, Volume 5, Issue 4, pp 373-381

Do savannah sparrows commit the concorde fallacy?

Rent the article at a discount

Rent now

* Final gross prices may vary according to local VAT.

Get Access

Summary

  1. The nest defense behavior of a tundra population of savannah sparrows (Passerculus sandwichensis) was examined to determine the relative importance of past investment and future prospects in determining the observed patterns.

  2. A comparison of birds initiating nests at various times of the breeding season indicated that the change in renesting potential within a breeding season had little influence on the birds' behavior.

  3. For a monomorphic, monogamous passerine the prospective reproductive success for males and females is expected to be quite similar. However, the respective patterns of nest defense behavior differed considerably (Figs. 1 and 2) and most closely reflected past investment.
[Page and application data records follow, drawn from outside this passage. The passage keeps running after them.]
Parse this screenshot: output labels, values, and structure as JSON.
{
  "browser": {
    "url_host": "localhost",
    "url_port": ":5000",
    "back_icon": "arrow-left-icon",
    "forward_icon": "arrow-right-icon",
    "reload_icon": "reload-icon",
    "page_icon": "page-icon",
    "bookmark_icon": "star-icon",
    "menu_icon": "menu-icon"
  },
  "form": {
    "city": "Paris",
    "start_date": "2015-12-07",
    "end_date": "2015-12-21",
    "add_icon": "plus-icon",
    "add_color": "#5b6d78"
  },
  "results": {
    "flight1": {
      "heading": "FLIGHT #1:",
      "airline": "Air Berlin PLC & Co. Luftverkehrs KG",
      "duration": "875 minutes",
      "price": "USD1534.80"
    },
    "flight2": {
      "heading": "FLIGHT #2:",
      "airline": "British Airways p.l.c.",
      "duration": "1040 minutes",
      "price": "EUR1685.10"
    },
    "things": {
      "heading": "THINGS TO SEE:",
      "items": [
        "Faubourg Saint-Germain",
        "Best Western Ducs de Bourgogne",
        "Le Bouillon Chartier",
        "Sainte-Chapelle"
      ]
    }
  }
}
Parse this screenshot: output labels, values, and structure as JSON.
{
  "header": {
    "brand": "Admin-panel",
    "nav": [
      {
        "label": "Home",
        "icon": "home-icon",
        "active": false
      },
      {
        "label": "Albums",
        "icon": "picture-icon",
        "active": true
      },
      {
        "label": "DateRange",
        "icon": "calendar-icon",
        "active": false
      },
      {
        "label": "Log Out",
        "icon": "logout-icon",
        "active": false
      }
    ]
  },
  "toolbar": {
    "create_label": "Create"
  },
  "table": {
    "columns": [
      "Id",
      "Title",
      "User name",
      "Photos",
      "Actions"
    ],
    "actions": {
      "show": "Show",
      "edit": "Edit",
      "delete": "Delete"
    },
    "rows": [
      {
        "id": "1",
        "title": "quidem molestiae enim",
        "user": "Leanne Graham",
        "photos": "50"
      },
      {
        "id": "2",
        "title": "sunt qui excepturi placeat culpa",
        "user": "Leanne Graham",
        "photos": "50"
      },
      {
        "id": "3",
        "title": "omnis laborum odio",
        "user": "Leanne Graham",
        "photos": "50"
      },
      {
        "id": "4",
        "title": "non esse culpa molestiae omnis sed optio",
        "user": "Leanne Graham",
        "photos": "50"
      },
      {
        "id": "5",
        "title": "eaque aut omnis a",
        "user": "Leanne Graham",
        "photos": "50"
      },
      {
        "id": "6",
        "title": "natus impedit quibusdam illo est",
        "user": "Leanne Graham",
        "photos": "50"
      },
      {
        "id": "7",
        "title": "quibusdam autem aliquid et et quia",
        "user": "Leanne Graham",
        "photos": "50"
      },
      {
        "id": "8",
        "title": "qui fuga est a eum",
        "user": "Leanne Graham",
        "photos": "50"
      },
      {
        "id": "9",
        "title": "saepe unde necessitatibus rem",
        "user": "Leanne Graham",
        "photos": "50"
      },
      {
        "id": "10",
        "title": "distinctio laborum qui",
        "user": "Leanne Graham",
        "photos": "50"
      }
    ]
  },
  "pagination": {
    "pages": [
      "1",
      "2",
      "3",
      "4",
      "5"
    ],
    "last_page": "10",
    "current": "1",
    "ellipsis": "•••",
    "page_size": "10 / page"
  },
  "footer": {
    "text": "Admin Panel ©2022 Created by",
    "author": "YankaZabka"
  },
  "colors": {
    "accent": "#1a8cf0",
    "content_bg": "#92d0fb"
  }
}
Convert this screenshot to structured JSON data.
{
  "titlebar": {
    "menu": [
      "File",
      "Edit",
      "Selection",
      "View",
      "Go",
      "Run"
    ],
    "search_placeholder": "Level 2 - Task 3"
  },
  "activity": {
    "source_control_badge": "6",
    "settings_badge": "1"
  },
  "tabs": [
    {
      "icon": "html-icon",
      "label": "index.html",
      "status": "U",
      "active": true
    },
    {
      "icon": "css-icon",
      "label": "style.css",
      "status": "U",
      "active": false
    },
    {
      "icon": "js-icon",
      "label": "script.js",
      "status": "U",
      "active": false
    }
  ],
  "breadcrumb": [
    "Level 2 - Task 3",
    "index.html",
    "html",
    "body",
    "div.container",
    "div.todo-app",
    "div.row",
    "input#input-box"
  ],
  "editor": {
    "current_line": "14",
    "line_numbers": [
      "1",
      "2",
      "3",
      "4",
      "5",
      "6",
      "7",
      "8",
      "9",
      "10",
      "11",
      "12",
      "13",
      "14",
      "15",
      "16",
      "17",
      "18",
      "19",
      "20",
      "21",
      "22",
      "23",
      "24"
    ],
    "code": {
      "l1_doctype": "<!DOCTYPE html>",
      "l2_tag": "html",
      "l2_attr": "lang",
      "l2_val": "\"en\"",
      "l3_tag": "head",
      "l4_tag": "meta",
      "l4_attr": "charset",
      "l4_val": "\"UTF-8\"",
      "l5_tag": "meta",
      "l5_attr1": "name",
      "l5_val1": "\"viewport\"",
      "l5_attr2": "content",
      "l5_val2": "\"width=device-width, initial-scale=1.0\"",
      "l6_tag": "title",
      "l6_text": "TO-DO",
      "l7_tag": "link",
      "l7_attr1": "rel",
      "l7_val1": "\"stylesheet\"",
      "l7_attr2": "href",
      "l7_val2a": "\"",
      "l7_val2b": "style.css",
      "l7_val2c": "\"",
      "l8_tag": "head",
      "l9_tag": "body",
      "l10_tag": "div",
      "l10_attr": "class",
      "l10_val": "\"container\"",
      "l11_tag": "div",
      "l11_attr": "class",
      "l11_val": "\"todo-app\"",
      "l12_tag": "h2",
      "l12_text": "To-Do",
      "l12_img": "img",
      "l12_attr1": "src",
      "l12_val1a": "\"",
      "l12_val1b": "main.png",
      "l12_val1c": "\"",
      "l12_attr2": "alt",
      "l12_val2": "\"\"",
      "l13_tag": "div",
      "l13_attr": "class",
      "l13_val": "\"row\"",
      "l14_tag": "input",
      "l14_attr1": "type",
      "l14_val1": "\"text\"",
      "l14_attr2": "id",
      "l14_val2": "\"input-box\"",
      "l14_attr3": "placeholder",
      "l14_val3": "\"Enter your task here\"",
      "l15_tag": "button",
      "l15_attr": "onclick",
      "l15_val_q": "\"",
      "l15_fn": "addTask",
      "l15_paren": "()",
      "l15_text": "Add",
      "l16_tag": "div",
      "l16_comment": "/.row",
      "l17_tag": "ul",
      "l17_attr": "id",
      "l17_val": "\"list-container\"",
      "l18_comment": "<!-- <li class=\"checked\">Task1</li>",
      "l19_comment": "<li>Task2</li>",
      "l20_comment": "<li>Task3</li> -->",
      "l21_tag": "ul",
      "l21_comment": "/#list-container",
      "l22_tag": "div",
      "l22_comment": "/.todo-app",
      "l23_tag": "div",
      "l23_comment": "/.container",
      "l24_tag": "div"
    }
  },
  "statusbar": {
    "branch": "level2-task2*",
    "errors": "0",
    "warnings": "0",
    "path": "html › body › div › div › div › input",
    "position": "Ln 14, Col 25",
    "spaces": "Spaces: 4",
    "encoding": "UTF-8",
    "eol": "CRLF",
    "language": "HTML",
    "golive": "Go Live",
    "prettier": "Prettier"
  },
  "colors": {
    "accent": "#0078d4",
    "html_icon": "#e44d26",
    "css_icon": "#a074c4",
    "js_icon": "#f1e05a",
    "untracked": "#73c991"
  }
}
These results are discussed in light of parental investment theory.